▸ YOUR TASK
Repeat the entries exactly. Leave nothing out.

[Stored items from a collection]
********

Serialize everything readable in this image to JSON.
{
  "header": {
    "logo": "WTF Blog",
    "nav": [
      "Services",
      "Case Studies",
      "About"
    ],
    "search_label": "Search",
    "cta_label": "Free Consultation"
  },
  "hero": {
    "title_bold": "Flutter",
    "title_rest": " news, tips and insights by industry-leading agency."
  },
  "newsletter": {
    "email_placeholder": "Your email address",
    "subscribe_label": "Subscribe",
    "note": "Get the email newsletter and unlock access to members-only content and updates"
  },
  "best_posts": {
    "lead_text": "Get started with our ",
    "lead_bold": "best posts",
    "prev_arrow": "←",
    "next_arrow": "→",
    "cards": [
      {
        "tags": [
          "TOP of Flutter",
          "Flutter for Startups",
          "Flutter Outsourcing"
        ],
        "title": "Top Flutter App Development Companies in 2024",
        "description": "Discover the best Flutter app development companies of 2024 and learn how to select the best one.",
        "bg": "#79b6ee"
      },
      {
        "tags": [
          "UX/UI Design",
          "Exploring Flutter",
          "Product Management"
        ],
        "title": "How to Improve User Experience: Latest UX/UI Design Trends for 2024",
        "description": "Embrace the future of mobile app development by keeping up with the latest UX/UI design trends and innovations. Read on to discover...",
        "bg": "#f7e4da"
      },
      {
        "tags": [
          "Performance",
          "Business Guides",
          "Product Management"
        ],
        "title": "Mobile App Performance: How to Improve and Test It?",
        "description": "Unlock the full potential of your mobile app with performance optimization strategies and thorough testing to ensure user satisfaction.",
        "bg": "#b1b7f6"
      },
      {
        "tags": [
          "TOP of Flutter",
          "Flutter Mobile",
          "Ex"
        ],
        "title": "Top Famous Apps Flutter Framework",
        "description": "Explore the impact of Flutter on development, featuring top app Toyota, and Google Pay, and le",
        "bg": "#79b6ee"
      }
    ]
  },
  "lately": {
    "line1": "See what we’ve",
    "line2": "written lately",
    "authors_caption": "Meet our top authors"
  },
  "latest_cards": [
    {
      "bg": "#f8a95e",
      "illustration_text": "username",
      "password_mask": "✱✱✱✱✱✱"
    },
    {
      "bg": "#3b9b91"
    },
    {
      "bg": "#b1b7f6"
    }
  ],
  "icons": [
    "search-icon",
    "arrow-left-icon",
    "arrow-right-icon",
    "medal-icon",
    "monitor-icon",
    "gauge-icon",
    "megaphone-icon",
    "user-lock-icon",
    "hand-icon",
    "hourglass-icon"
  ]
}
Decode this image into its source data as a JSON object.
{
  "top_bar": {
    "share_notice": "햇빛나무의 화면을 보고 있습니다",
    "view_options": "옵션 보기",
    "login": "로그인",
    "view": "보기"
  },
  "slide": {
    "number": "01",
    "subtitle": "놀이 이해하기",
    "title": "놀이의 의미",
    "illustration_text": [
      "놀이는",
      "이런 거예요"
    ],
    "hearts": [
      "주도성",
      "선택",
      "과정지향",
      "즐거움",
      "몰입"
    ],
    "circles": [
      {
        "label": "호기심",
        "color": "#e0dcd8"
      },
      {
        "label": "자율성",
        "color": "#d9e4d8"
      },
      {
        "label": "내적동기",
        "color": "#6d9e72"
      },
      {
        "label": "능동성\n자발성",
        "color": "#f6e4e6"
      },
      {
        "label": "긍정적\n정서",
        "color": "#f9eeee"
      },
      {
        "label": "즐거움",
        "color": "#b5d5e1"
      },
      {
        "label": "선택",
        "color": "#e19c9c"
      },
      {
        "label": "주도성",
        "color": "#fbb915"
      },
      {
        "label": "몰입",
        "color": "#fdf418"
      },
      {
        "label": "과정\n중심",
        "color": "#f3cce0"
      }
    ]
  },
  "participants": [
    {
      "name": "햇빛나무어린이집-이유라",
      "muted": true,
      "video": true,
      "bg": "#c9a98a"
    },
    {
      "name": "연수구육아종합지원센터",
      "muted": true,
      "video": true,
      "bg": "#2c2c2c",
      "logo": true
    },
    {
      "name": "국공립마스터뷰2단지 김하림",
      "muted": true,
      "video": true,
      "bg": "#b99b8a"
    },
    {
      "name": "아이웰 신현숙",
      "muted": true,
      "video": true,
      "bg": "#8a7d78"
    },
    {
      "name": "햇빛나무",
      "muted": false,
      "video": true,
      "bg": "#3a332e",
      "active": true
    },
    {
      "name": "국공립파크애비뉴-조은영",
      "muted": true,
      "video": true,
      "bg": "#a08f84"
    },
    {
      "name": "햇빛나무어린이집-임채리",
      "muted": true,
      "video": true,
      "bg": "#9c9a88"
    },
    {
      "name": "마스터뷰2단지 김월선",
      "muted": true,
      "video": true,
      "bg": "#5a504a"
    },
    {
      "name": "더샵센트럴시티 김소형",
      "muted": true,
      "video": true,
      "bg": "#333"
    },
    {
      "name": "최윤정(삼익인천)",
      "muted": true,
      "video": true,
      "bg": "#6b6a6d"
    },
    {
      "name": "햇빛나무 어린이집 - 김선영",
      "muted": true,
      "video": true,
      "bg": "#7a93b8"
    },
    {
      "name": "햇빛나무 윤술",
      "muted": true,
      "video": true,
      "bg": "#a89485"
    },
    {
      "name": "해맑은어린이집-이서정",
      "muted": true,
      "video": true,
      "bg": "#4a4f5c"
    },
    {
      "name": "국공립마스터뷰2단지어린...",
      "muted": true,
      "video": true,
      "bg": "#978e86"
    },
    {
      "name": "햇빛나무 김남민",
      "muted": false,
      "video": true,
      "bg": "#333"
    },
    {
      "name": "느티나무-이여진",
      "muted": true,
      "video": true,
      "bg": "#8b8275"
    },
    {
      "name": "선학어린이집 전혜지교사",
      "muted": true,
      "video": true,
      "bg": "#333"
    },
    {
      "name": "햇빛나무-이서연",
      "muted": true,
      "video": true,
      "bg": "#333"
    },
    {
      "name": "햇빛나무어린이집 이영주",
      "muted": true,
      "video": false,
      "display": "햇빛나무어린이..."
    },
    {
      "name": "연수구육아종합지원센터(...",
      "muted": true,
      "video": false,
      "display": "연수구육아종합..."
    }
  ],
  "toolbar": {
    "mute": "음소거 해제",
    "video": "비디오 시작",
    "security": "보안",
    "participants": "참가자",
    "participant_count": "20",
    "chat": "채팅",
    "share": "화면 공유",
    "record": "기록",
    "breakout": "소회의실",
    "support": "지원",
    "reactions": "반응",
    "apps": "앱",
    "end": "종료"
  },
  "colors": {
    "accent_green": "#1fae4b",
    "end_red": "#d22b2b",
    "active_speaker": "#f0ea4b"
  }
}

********

▸ ANSWER TO THIS TASK
Serialize everything readable in this image to JSON.
{
  "header": {
    "logo": "WTF Blog",
    "nav": [
      "Services",
      "Case Studies",
      "About"
    ],
    "search_label": "Search",
    "cta_label": "Free Consultation"
  },
  "hero": {
    "title_bold": "Flutter",
    "title_rest": " news, tips and insights by industry-leading agency."
  },
  "newsletter": {
    "email_placeholder": "Your email address",
    "subscribe_label": "Subscribe",
    "note": "Get the email newsletter and unlock access to members-only content and updates"
  },
  "best_posts": {
    "lead_text": "Get started with our ",
    "lead_bold": "best posts",
    "prev_arrow": "←",
    "next_arrow": "→",
    "cards": [
      {
        "tags": [
          "TOP of Flutter",
          "Flutter for Startups",
          "Flutter Outsourcing"
        ],
        "title": "Top Flutter App Development Companies in 2024",
        "description": "Discover the best Flutter app development companies of 2024 and learn how to select the best one.",
        "bg": "#79b6ee"
      },
      {
        "tags": [
          "UX/UI Design",
          "Exploring Flutter",
          "Product Management"
        ],
        "title": "How to Improve User Experience: Latest UX/UI Design Trends for 2024",
        "description": "Embrace the future of mobile app development by keeping up with the latest UX/UI design trends and innovations. Read on to discover...",
        "bg": "#f7e4da"
      },
      {
        "tags": [
          "Performance",
          "Business Guides",
          "Product Management"
        ],
        "title": "Mobile App Performance: How to Improve and Test It?",
        "description": "Unlock the full potential of your mobile app with performance optimization strategies and thorough testing to ensure user satisfaction.",
        "bg": "#b1b7f6"
      },
      {
        "tags": [
          "TOP of Flutter",
          "Flutter Mobile",
          "Ex"
        ],
        "title": "Top Famous Apps Flutter Framework",
        "description": "Explore the impact of Flutter on development, featuring top app Toyota, and Google Pay, and le",
        "bg": "#79b6ee"
      }
    ]
  },
  "lately": {
    "line1": "See what we’ve",
    "line2": "written lately",
    "authors_caption": "Meet our top authors"
  },
  "latest_cards": [
    {
      "bg": "#f8a95e",
      "illustration_text": "username",
      "password_mask": "✱✱✱✱✱✱"
    },
    {
      "bg": "#3b9b91"
    },
    {
      "bg": "#b1b7f6"
    }
  ],
  "icons": [
    "search-icon",
    "arrow-left-icon",
    "arrow-right-icon",
    "medal-icon",
    "monitor-icon",
    "gauge-icon",
    "megaphone-icon",
    "user-lock-icon",
    "hand-icon",
    "hourglass-icon"
  ]
}
Decode this image into its source data as a JSON object.
{
  "top_bar": {
    "share_notice": "햇빛나무의 화면을 보고 있습니다",
    "view_options": "옵션 보기",
    "login": "로그인",
    "view": "보기"
  },
  "slide": {
    "number": "01",
    "subtitle": "놀이 이해하기",
    "title": "놀이의 의미",
    "illustration_text": [
      "놀이는",
      "이런 거예요"
    ],
    "hearts": [
      "주도성",
      "선택",
      "과정지향",
      "즐거움",
      "몰입"
    ],
    "circles": [
      {
        "label": "호기심",
        "color": "#e0dcd8"
      },
      {
        "label": "자율성",
        "color": "#d9e4d8"
      },
      {
        "label": "내적동기",
        "color": "#6d9e72"
      },
      {
        "label": "능동성\n자발성",
        "color": "#f6e4e6"
      },
      {
        "label": "긍정적\n정서",
        "color": "#f9eeee"
      },
      {
        "label": "즐거움",
        "color": "#b5d5e1"
      },
      {
        "label": "선택",
        "color": "#e19c9c"
      },
      {
        "label": "주도성",
        "color": "#fbb915"
      },
      {
        "label": "몰입",
        "color": "#fdf418"
      },
      {
        "label": "과정\n중심",
        "color": "#f3cce0"
      }
    ]
  },
  "participants": [
    {
      "name": "햇빛나무어린이집-이유라",
      "muted": true,
      "video": true,
      "bg": "#c9a98a"
    },
    {
      "name": "연수구육아종합지원센터",
      "muted": true,
      "video": true,
      "bg": "#2c2c2c",
      "logo": true
    },
    {
      "name": "국공립마스터뷰2단지 김하림",
      "muted": true,
      "video": true,
      "bg": "#b99b8a"
    },
    {
      "name": "아이웰 신현숙",
      "muted": true,
      "video": true,
      "bg": "#8a7d78"
    },
    {
      "name": "햇빛나무",
      "muted": false,
      "video": true,
      "bg": "#3a332e",
      "active": true
    },
    {
      "name": "국공립파크애비뉴-조은영",
      "muted": true,
      "video": true,
      "bg": "#a08f84"
    },
    {
      "name": "햇빛나무어린이집-임채리",
      "muted": true,
      "video": true,
      "bg": "#9c9a88"
    },
    {
      "name": "마스터뷰2단지 김월선",
      "muted": true,
      "video": true,
      "bg": "#5a504a"
    },
    {
      "name": "더샵센트럴시티 김소형",
      "muted": true,
      "video": true,
      "bg": "#333"
    },
    {
      "name": "최윤정(삼익인천)",
      "muted": true,
      "video": true,
      "bg": "#6b6a6d"
    },
    {
      "name": "햇빛나무 어린이집 - 김선영",
      "muted": true,
      "video": true,
      "bg": "#7a93b8"
    },
    {
      "name": "햇빛나무 윤술",
      "muted": true,
      "video": true,
      "bg": "#a89485"
    },
    {
      "name": "해맑은어린이집-이서정",
      "muted": true,
      "video": true,
      "bg": "#4a4f5c"
    },
    {
      "name": "국공립마스터뷰2단지어린...",
      "muted": true,
      "video": true,
      "bg": "#978e86"
    },
    {
      "name": "햇빛나무 김남민",
      "muted": false,
      "video": true,
      "bg": "#333"
    },
    {
      "name": "느티나무-이여진",
      "muted": true,
      "video": true,
      "bg": "#8b8275"
    },
    {
      "name": "선학어린이집 전혜지교사",
      "muted": true,
      "video": true,
      "bg": "#333"
    },
    {
      "name": "햇빛나무-이서연",
      "muted": true,
      "video": true,
      "bg": "#333"
    },
    {
      "name": "햇빛나무어린이집 이영주",
      "muted": true,
      "video": false,
      "display": "햇빛나무어린이..."
    },
    {
      "name": "연수구육아종합지원센터(...",
      "muted": true,
      "video": false,
      "display": "연수구육아종합..."
    }
  ],
  "toolbar": {
    "mute": "음소거 해제",
    "video": "비디오 시작",
    "security": "보안",
    "participants": "참가자",
    "participant_count": "20",
    "chat": "채팅",
    "share": "화면 공유",
    "record": "기록",
    "breakout": "소회의실",
    "support": "지원",
    "reactions": "반응",
    "apps": "앱",
    "end": "종료"
  },
  "colors": {
    "accent_green": "#1fae4b",
    "end_red": "#d22b2b",
    "active_speaker": "#f0ea4b"
  }
}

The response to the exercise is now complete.